Archived posts from category ‘Asia’
The just ended standoff between China and the Philippines over a disputed shoal in the South China Sea is a painful reminder of Manila’s maritime weakness.
by CRAIG SCANLAN Kim Jong Un’s turn as nostalgic replacement for his late grandfather, Kim Il-Sung, wasn’t the only bit of “history made new again” to come out of North Korea this week. North Korea has acquired U.S.-made MQM-107 Streaker target drones from the Middle East and is seeking to use them as a basis [...]
Asia Security Watch: Boeing backs away from F-15 Silent Eagle development, ROK left hanging
by CRAIG SCANLAN Writing about the Republic of Korea’s rapid advancement in military prowess generally points towards the positive, the country having accomplished great leaps in a short span of time, but when this topic veers to that of ROK Air superiority, the current South Korean state of affairs can be lumped in with what [...]
by KYLE MIZOKAMI Japan’s answer to NASA — JAXA — is slated to add defense and intelligence tasks to its traditionally civilian role. Kyodo explains: A government panel on space program strategy plans to revise a law to allow the Japan Aerospace Exploration Agency to step outside its current commitment to peaceful projects and become [...]
The military’s latest secret assessment of China’s rapidly modernizing submarines has good news and bad news for the U.S. Navy. On one hand, the roughly 60 submarines in the People’s Liberation Army Navy (PLAN) fleet are spending more and more time on combat-ready patrols — signaling China’s increasing naval competence and growing seriousness about influencing the western Pacific Ocean.
At a meeting in Beijing in December, Chinese president Hu Jintao had a powerful message for officials from the People’s Liberation Army Navy. “Prepare for war,” Hu said, using a Mandarin term — junshi douzheng — that means “conflict in general.”
The Chinese People’s Liberation Army has a new maritime patrol plane apparently optimized for finding and destroying submarines. But whose submarines? And how effective will it be?
The U.S. Department of Defense has announced it will begin stationing Marines in northern Australia, at existing Australian facilities in the city of Darwin. The roughly 1,000 Marines will complement the larger U.S. Marine force permanently stationed in Japan as part of the Pentagon’s 300,000-strong Pacific Command.
For years, U.S. defense planners have fretted over the prospect of an expanded Chinese military presence in the Western Pacific Ocean. Beijing’s so-called “string-of-pearls” strategy supposedly envisioned an array of bases and long-range naval forces capable of exerting Chinese influence into the mid-Pacific and through the Strait of Malacca (between Indonesia and Malaysia) into the Indian Ocean.

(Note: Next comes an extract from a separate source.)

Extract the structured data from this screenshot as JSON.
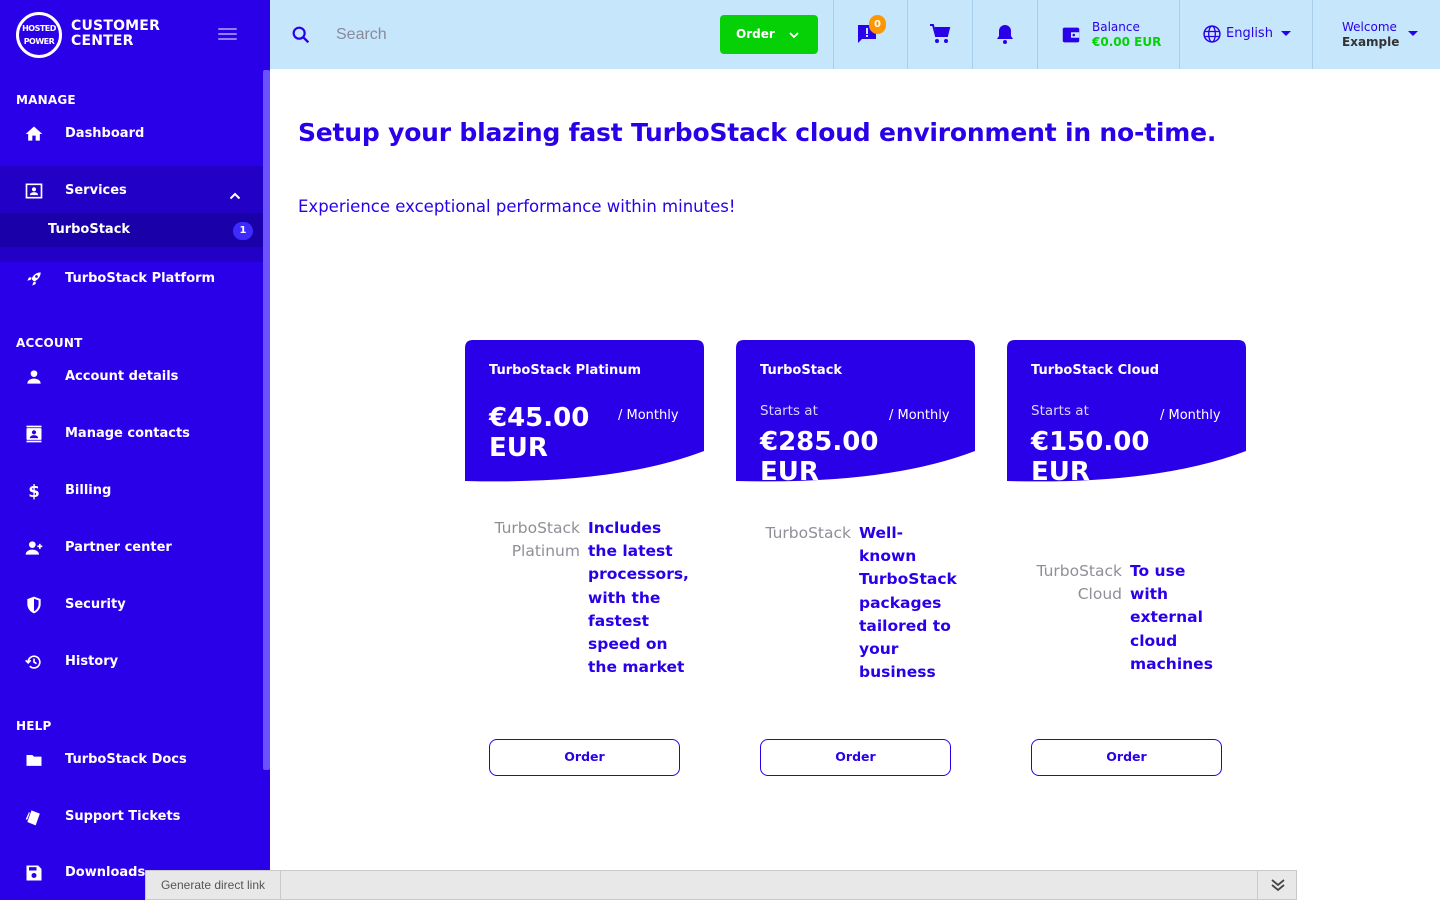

The U.S. Navy has quietly added a capability to its future carrier-launched unmanned warplane that has the potential to tilt the Pacific balance of power. On November 2, the Navy announced it would add equipment and software for aerial refueling to one of its two in-development X-47B armed drones built by Northrop Grumman.